If he passes the torch to another coach at this point, as Krzyzewski has acknowledged some desire to do, he will step away from Team USA with a 62-1 record. The all-time leader in men’s college hoops wins, he has written books and hosted conferences on leadership strategy, and is active with the Children’s Miracle Network and V Foundation for cancer research.
Marissa Mayer, the Classic Overachiever
Marissa Mayer faces a mighty challenge as CEO of Yahoo, whose value was $140 billion in January 2000 and is about $18 billion now. Moving to Yahoo from Google in July, she acted quickly to shore up morale—reeling after staggering layoffs and four CEOs the past four years. (Yahoo's board has pledged a free rein and patience to Mayer, who told The Wall Street Journal "it will take multiple years to get to where I want the company to be," which is a consumer Internet company focused on "delightful" user experiences.)
A Stanford computer science graduate, Mayer joined Google in 1999 and was vice president of Local, Maps and Location Services when she left. Her career philosophy is "to work with the smartest people I can find" and to be outside her comfort zone. During her Google tenure, daily searches zoomed from a few hundred thousand to 1 billion-plus, and she launched more than 100 features, including image, book and product searches and Google News.
Within weeks of arriving at Yahoo, Mayer instituted three employee perks: free smartphones, free food in the cafeteria and Friday town halls with her.
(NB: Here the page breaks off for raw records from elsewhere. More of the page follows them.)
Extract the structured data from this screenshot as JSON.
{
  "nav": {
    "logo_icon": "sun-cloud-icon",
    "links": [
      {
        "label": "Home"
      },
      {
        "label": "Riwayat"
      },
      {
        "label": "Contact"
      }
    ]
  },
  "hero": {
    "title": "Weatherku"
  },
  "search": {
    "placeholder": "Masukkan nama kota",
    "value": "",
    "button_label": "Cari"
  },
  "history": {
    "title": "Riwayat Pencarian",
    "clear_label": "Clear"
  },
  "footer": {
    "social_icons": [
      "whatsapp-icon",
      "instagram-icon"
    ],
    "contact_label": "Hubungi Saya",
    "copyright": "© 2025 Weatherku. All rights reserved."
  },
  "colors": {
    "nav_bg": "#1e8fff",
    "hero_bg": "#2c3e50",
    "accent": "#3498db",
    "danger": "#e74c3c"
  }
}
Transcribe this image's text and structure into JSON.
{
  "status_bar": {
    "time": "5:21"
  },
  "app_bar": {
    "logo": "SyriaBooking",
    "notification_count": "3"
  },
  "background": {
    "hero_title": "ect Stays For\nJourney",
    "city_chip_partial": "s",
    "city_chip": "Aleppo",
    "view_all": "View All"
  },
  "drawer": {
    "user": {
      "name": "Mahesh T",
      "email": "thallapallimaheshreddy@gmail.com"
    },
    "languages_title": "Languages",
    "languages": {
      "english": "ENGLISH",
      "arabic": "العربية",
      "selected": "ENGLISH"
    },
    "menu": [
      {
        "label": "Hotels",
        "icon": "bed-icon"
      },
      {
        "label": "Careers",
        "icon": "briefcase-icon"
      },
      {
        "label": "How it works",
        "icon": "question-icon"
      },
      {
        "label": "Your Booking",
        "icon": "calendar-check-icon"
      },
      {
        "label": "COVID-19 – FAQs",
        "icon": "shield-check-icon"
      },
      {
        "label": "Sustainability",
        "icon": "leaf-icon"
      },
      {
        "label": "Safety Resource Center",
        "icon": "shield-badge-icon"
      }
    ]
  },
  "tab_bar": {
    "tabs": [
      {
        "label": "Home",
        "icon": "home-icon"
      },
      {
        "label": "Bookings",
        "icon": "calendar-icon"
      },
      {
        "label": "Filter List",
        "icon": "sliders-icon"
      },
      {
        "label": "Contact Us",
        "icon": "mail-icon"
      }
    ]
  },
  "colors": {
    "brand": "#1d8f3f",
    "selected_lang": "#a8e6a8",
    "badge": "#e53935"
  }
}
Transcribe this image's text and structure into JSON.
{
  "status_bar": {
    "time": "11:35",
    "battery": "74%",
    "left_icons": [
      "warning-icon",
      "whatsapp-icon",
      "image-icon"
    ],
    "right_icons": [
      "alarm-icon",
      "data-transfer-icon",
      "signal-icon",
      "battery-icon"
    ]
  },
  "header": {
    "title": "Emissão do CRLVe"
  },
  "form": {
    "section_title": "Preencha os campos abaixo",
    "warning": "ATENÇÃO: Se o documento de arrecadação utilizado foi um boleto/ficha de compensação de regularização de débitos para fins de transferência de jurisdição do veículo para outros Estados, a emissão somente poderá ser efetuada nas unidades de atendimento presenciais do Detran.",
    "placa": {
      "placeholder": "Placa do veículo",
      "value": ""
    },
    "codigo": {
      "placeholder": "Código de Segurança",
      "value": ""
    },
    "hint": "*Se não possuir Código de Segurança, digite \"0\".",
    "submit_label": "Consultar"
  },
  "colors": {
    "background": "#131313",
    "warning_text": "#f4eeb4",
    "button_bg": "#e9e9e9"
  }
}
She has reserved capital for acquisitions of small companies that align with goals at Yahoo, which she says "will have to be a predominantly mobile company." So far, so good: Yahoo's third-quarter 2012 profits beat expectations, with shares up 4.2 percent to $16.45 in October.
Mayer gave birth to her first child, a boy, Sept. 30 and returned to work in mid-October. At 37, she is the youngest CEO of a Fortune 500 company and was No. 3 on Fortune's 40 Under 40 list of corporate-and-comers in 2012.
Elon Musk, Spaceman and Electric Car Salesman
Sunday, Oct. 28, 2012, 1522 hours, 250 miles off Baja California… splashdown—a successful completion of the first commercial cargo mission to Earth's orbit, a milestone for galactic transport company SpaceX and Elon Musk, its CEO and founder.
Musk, the South African-born entrepreneur (now a U.S. citizen) who co-founded PayPal as well as electric-car manufacturer Tesla Motors and solar-power leader SolarCity, has now spent a decade guiding his space project, which he launched with $100 million of his own money following the sale of PayPal to eBay. After a successful May demonstration that the unmanned Dragon vehicle could dock with the International Space Station to deliver food, supplies and experimental material, and then return used goods to Earth intact, the company finalized a contract with NASA that will pay as much as $3.1 billion for a dozen missions to the ISS.
By privatizing manned and unmanned flights to space, NASA can reduce its cost to taxpayers while at the same time fostering competition and innovation in the new industry, making further technological advancement and exploration possible. Musk and SpaceX remain on the cutting edge, in a new, friendlier kind of space race that includes Richard Branson's Virgin Galactic and a bevy of other companies.
What's next? Musk and his team of 1,800 SpaceX employees are working to prepare the Dragon to carry astronauts into orbit; they're also constructing some of the world's most advanced rockets. Space launches currently make up most of the missions for a company that has turned a profit for the last five years. Musk aims for cost-saving reusability in rocket construction, with a Mars mission in the works for 2018, the foundation for an eventual manned flight to the Red Planet.